Your assignment =
The answer must be an exact copy of the records, with every picture removed.

Extracted entries =
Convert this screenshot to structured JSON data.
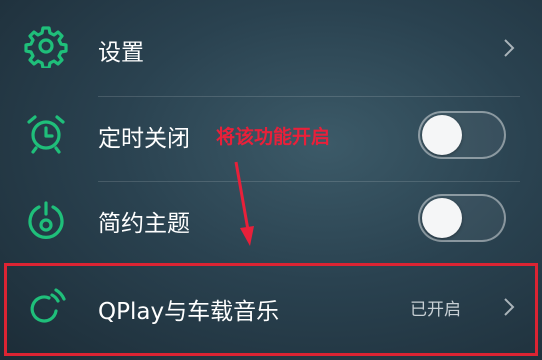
{
  "settings": {
    "items": [
      {
        "label": "设置",
        "icon": "gear-icon"
      },
      {
        "label": "定时关闭",
        "icon": "alarm-clock-icon",
        "toggle": "off"
      },
      {
        "label": "简约主题",
        "icon": "theme-icon",
        "toggle": "off"
      },
      {
        "label": "QPlay与车载音乐",
        "icon": "qplay-icon",
        "status": "已开启"
      }
    ]
  },
  "annotation": {
    "text": "将该功能开启"
  },
  "colors": {
    "icon_green": "#1fbf7a",
    "annotation_red": "#e8203a",
    "highlight_red": "#dc2433"
  }
}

Expected answer =
Convert this screenshot to structured JSON data.
{
  "settings": {
    "items": [
      {
        "label": "设置",
        "icon": "gear-icon"
      },
      {
        "label": "定时关闭",
        "icon": "alarm-clock-icon",
        "toggle": "off"
      },
      {
        "label": "简约主题",
        "icon": "theme-icon",
        "toggle": "off"
      },
      {
        "label": "QPlay与车载音乐",
        "icon": "qplay-icon",
        "status": "已开启"
      }
    ]
  },
  "annotation": {
    "text": "将该功能开启"
  },
  "colors": {
    "icon_green": "#1fbf7a",
    "annotation_red": "#e8203a",
    "highlight_red": "#dc2433"
  }
}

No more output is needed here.